Computing True Airspeed
To compute TAS using the ICE-T method on the DR computer, solve, for each type of airspeed, in the order of I, C, E, and T; that is, change IAS to CAS, change CAS to EAS, and change EAS to TAS. This process is illustrated by the following sample problem. (Refer to definitions as necessary.)
PA = 30.000′
Temperature = –37 °C
IAS = 253 knots
Flight Manual Correction Factor = 2 knots
Find: CAS, EAS, and TAS
CAS is determined by algebraically adding to IAS the correction factor taken from the chart in the flight manual. (This correction is insignificant at low speeds but can be higher than 10 knots near Mach 1.) To correct CAS to EAS, use the chart on the slide of the computer entitled F-CORRECTION FACTORS FOR TAS. [Figure 3-22] Enter the chart with CAS and PA. The F factor is .96. Multiply CAS by .96 or take 96 percent of 255 knots. To do this, place 255 knots on the inner scale under the 10 index on the outer scale. Locate 96 on the outer scale and read EAS on the inner scale: 245 knots.
Now, we need to correct EAS for temperature and altitude to get TAS. As shown in Figure 3-22, in the window marked FOR AIRSPEED AND DENSITY ALTITUDE COMPUTATIONS, place temperature over PA. Locate the EAS of 245 knots on the inner scale and read TAS on the outer scale. The TAS is 408 knots.
Alternate TAS Method
There is an alternate method of finding TAS when given CAS. The instructions for alternate solution are printed on the computer directly below the F factor table (Multiply F factor by TAS obtained with computer to obtain TAS corrected for compressibility). Mathematically, the answer should be the same regardless of the procedure being used, but the ICE-T method is used most often because the computation can be worked backwards from TAS. If the desire is to maintain a constant TAS, determine what IAS to fly by working the ICE-T method in reverse (also known as reverse ICE-T). [Figure 3-23]
Machmeters indicate the ratio of aircraft speed to the speed of sound at any particular altitude and temperature during flight. It is often necessary to convert TAS to a Mach number or vice versa. Instructions are clearly written on the computer in the center portion of the circular slide rule. Locate the window marked FOR AIRSPEED AND DENSITY ALTITUDE COMPUTATIONS and rotate the disk until the window points to the top of the computer (toward the l0 index on the outer scale). Within the window is an arrow entitled MACH NO. INDEX. [Figure 3-24] To obtain TAS from a given Mach number, set air temperature over the MACH NO. INDEX and, opposite the Mach number on the MINUTES scale, read the TAS on the outer scale.
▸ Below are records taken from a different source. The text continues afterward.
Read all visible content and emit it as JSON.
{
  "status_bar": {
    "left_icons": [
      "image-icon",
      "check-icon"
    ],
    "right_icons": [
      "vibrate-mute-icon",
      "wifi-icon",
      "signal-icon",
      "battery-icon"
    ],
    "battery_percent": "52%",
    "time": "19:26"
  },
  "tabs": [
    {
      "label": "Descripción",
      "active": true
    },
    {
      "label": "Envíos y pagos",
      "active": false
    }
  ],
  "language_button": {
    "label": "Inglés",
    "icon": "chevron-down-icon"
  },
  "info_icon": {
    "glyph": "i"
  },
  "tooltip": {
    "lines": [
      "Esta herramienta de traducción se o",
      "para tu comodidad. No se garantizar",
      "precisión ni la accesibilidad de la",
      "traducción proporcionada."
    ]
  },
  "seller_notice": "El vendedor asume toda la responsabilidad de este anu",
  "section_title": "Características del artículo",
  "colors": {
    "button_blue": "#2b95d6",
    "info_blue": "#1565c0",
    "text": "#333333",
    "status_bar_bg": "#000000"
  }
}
Example: If you are planning to maintain Mach 1.2 on a crosscountry flight, place the air temperature at flight altitude over the MACH NO. INDEX. Read the TAS on the outer scale opposite 1.2 on the inner scale. If the temperature is –20 °C, the TAS is 742 knots.
The combined airspeed-Mach indicator, shown in Figure 3-25, is usually found in high-performance aircraft or where instrument panel space is limited. It simultaneously displays IAS, indicated Mach number, and maximum allowable airspeed. It contains a differential pressure diaphragm and two aneroid cells. The diaphragm drives the airspeed-Mach pointer. One aneroid cell rotates the Mach scale, permitting IAS and Mach number to be read simultaneously. The second aneroid cell drives the maximum allowable airspeed pointer. This pointer is preset to the aircraft’s maximum IAS. Unlike the maximum IAS and unlike the maximum allowable airspeed, Mach number increases with altitude. An airspeed marker set knob positions a movable airspeed marker. This marker serves as a memory reference for desired airspeed.
Air Data Computer
The air data computer is an electro-pneumatic unit that uses pitot and static pressures and total air temperature to compute outputs for various systems. These output parameters of voltage and resistance represent functions of altitude, Mach number, TAS, computed airspeed, and static air temperature. Air data computer outputs are used with the flight director computers, automatic flight controls, cabin pressurization equipment, and normal basic indicators. The air data computer provides extreme accuracy and increased reliability.
Doppler radar provides the navigator with continuous, instantaneous, and accurate readings of groundspeed (GS) and drift angle in all weather conditions, both over land and water. It does this automatically with equipment that is of practical size and weight. Its operation makes use of the Doppler effect.
Two basic Doppler radar systems exist: the four-beam and the three-beam. Both types use either continuous-wave (CW) or pulse-wave (PW) transmission. CW transmission requires one antenna for transmission and a second antenna for reception. Both systems use an X-shaped beam configuration. Groundspeed is computed by comparing Doppler shift between front and rear beams, and drift angle is computed by comparing the shift between the left and right beams.
Doppler is not the only source of drift angle and GS. The same basic information is available on virtually all inertial navigation systems (INS), and now global positioning system (GPS) computers can also give accurate information under a wider range of conditions.